Topical retinoids are designed to be used sparingly, and you will usually be advised to use them for around six weeks.
Are retinoids safe?
On the whole, using retinoids on your skin, as long as they’ve been prescribed by your doctor and you follow the instructions carefully, are safe.
Their main side effect is making the skin more sensitive to the sun, so when you’re using them, you should take steps to protect your skin from the sun. They can also cause a mild warming sensation on the skin, or mild itching, burning or peeling. These side effects will usually disappear after two to four weeks.
Less commonly, topical retinoids can cause a darkening of the skin in small patches, called hyperpigmentation. This can be permanent.
Do retinoids thin the skin?
It’s a common misconception that retinoid products thin the skin. Many people think that they do, because they can cause the skin to peel, hence thinking that the skin is peeling.
But this isn’t the case. In fact, retinoids can help to plump up the skin, due to its positive effect on boosting the production of collagen, which helps to keep the skin looking plump and smooth.
Can you use retinoids with salicylic acid or glycolic acid?
Salicylic acid and glycolic acid are both types of alpha hydroxy acid (or AHA), a type of fruit acid. They’re useful in the treatment of acne.
However, it’s not advisable to use retinoids at the same time as AHAs such as salicylic acid, as they both have an exfoliating effect, which when combined can lead to excess irritation, skin redness and peeling.
Can I use azelaic acid with retinoids?
Azelaic acid is a medicated skin treatment gel that is often used to treat acne when topical retinoids have failed to work or are causing unpleasant side effects.
It acts as an exfoliant, like retinoids do, and also helps to kill the skin bacteria that can cause acne breakouts. It’s unlikely that you’ll be prescribed azelaic acid treatment at the same time as a retinoid treatment, it’s usually one or the other.
What are oral retinoids?
Isotretinoin is an oral retinoid tablet used to treat severe acne. Like topical retinoids, it’s derived from vitamin A. It’s often referred to as Accutane.
It works by clearing the pores, helping to prevent excess sebum (oil) production, killing the acne causing skin bacteria and reducing inflammation in skin affected severely by acne.

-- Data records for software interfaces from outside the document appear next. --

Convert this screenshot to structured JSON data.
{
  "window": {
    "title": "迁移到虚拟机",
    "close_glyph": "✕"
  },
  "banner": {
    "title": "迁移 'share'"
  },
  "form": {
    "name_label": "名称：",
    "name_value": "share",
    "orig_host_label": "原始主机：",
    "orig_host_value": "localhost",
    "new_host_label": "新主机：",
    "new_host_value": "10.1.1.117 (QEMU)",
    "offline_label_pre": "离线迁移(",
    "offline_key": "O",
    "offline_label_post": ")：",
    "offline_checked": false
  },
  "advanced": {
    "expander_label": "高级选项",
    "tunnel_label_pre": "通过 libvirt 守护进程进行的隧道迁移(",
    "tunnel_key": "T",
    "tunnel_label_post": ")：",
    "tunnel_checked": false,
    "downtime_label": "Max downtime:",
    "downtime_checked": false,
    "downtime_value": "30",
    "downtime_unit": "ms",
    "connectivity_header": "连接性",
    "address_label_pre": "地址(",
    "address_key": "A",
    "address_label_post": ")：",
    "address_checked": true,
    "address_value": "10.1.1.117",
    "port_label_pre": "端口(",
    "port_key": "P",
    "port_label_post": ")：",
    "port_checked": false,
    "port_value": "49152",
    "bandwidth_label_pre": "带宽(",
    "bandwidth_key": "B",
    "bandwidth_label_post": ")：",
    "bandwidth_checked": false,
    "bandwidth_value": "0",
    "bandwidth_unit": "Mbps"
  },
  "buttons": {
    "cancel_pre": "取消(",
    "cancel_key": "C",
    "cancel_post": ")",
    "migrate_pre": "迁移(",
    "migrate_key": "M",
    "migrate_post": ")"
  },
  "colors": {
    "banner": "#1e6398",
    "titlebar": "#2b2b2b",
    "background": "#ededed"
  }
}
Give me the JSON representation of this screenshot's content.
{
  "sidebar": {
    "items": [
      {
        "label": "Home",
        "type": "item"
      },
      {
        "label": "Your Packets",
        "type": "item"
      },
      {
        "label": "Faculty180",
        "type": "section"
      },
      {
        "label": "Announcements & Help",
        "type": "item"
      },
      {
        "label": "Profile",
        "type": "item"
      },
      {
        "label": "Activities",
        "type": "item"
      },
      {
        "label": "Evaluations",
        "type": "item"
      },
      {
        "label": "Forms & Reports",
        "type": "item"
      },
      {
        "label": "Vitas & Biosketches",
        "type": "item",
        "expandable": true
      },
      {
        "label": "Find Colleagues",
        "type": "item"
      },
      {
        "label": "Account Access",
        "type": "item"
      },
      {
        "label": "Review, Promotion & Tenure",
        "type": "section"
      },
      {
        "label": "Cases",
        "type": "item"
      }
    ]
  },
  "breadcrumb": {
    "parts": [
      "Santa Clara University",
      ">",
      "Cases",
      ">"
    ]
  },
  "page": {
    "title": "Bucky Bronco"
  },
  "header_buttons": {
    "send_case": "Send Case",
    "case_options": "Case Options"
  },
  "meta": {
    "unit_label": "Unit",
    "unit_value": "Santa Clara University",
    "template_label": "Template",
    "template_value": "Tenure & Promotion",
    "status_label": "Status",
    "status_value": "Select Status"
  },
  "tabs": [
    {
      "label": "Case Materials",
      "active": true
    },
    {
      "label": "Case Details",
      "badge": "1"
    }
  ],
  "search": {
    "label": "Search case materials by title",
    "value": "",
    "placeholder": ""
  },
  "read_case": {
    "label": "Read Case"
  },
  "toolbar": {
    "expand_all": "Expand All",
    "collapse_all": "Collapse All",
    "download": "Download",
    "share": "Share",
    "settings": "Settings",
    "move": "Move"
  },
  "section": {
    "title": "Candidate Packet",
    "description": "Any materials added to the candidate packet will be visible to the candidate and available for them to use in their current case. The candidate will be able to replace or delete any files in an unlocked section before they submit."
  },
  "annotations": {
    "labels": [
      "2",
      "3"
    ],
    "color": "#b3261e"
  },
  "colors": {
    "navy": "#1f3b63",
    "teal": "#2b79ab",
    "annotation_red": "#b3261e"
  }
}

However, Isotretinoin can cause many side effects, including skin inflammation, conjunctivitis, blood in the urine and kidney and liver problems. For this reason, it’s only ever prescribed as a final treatment for severe acne, when all other medications and creams have failed. It’s not suitable for pregnant or breastfeeding women. Speak to your GP if you think you might need Accutane treatment.